Start of Block

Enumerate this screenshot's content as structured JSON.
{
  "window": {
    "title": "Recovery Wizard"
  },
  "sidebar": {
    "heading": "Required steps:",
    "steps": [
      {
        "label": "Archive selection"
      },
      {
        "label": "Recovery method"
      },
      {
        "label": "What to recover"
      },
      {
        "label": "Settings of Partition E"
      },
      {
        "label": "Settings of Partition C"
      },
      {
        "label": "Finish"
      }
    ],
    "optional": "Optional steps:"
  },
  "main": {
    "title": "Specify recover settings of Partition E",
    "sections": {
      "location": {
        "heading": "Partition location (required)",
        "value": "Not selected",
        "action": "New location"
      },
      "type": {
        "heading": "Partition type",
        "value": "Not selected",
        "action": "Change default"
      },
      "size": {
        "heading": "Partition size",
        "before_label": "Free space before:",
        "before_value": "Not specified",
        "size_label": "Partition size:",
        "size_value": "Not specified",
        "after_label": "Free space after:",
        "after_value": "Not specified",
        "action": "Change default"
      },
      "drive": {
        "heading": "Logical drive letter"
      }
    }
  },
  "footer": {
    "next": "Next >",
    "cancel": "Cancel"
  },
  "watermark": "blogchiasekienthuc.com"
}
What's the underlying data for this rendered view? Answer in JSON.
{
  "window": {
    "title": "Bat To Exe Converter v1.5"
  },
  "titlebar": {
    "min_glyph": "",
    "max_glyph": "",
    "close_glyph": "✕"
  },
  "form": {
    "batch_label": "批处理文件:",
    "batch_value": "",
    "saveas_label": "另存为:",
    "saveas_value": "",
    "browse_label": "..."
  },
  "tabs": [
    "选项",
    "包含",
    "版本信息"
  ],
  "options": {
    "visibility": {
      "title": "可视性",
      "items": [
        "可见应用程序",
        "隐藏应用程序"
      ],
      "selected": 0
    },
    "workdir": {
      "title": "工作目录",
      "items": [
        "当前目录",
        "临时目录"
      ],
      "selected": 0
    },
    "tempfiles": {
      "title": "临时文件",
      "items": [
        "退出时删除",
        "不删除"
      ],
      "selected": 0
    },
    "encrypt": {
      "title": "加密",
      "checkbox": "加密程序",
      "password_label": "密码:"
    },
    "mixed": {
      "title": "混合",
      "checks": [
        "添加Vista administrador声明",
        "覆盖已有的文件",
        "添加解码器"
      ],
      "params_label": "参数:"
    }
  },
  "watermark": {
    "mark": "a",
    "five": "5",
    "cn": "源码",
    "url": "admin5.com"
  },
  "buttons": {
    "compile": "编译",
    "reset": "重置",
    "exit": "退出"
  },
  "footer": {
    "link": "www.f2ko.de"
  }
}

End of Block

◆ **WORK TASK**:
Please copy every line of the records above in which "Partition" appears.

◆ **SOLUTION TO THIS EXERCISE**:
        "label": "Settings of Partition E"
        "label": "Settings of Partition C"
    "title": "Specify recover settings of Partition E",
        "heading": "Partition location (required)",
        "heading": "Partition type",
        "heading": "Partition size",
        "size_label": "Partition size:",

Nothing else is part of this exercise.